    Pétanque World Championship in Marseilles hit by

    Pétanque 'world cup' hit by death threats

    This year's most acrimonious sporting event took place in France, not Brazil. How did pétanque get so passionate?
    Whelks are healthy, versatile and sustainable - so why did we stop eating them in the UK?

    Why did we stop eating whelks?

    Whelks were the Victorian equivalent of the donor kebab and our stocks are abundant. So why do we now export them all to the Far East?
    10 best women's sunglasses

    In the shade: 10 best women's sunglasses

    From luxury bespoke eyewear to fun festival sunnies, we round up the shades to be seen in this summer
    Germany vs Argentina World Cup 2014: Lionel Messi? Javier Mascherano is key for Argentina...

    World Cup final: Messi? Mascherano is key for Argentina...
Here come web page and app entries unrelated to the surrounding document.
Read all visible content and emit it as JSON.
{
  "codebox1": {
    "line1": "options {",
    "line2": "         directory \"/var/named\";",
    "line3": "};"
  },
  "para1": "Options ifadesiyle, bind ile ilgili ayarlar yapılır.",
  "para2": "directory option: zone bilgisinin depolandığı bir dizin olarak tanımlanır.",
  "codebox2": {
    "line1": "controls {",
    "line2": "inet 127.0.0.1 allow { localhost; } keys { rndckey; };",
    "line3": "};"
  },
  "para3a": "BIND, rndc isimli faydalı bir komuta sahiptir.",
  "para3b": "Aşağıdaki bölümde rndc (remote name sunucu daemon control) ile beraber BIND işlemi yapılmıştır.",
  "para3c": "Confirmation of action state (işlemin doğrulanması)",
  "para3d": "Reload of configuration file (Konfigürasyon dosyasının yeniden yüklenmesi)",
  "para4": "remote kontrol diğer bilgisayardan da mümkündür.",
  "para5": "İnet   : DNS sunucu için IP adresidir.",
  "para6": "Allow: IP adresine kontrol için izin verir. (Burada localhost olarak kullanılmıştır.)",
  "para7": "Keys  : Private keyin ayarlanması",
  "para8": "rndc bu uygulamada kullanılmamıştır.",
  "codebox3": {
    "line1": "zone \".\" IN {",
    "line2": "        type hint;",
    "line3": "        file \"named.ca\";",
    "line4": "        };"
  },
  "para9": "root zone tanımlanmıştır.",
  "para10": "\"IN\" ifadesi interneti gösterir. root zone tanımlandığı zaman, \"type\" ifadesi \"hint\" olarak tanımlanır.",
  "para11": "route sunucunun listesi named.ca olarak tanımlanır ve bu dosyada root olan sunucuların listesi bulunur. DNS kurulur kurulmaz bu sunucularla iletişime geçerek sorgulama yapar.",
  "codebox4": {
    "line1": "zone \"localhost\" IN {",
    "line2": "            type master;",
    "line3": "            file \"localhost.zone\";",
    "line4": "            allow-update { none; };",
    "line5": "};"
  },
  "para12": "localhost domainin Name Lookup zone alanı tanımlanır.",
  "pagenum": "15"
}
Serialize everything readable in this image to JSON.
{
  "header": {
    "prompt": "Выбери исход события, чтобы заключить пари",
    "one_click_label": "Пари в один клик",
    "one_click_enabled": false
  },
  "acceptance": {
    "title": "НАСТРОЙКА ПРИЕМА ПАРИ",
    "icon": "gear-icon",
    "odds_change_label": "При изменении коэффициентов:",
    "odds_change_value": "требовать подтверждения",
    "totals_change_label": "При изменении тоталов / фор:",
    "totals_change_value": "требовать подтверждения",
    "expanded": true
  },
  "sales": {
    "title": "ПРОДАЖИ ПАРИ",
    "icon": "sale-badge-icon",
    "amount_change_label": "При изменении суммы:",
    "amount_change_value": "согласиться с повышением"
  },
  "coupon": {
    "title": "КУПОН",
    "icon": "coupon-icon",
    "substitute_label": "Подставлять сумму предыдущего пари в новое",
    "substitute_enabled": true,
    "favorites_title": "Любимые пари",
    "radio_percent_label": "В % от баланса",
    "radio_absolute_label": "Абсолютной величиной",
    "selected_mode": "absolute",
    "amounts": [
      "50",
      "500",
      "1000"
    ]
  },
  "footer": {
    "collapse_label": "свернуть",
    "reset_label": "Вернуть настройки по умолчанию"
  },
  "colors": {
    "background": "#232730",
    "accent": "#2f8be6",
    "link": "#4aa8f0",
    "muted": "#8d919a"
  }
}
    No 10 is always centre of attention but Barça team-mate is just as crucial to finalists’ hopes
    Siobhan-Marie O’Connor: Swimmer knows she needs Glasgow joy on road to Rio

    Siobhan-Marie O’Connor: Swimmer needs Glasgow joy on road to Rio

    18-year-old says this month’s Commonwealth Games are a key staging post in her career before time slips away
    The true Gaza back-story that the Israelis aren’t telling this week

    The true Gaza back-story that the Israelis aren’t telling this week

    A future Palestine state will have no borders and be an enclave within Israel, surrounded on all sides by Israeli-held territory, says Robert Fisk
    A History of the First World War in 100 Moments: The German people demand an end to the fighting

    A History of the First World War in 100 Moments

    The German people demand an end to the fighting
    New play by Oscar Wilde's grandson reveals what the Irish wit said at his trials

    New play reveals what Oscar Wilde said at trials

    For a century, what Wilde actually said at his trials was a mystery. But the recent discovery of shorthand notes changed that. Now his grandson Merlin Holland has turned them into a play
    Can scientists save the world's sea life from

    Can scientists save our sea life?

    By the end of the century, the only living things left in our oceans could be plankton and jellyfish. Alex Renton meets the scientists who are trying to turn the tide
    Richard III, Trafalgar Studios, review: Martin Freeman gives highly intelligent performance

    Richard III review

    Martin Freeman’s psychotic monarch is big on mockery but wanting in malice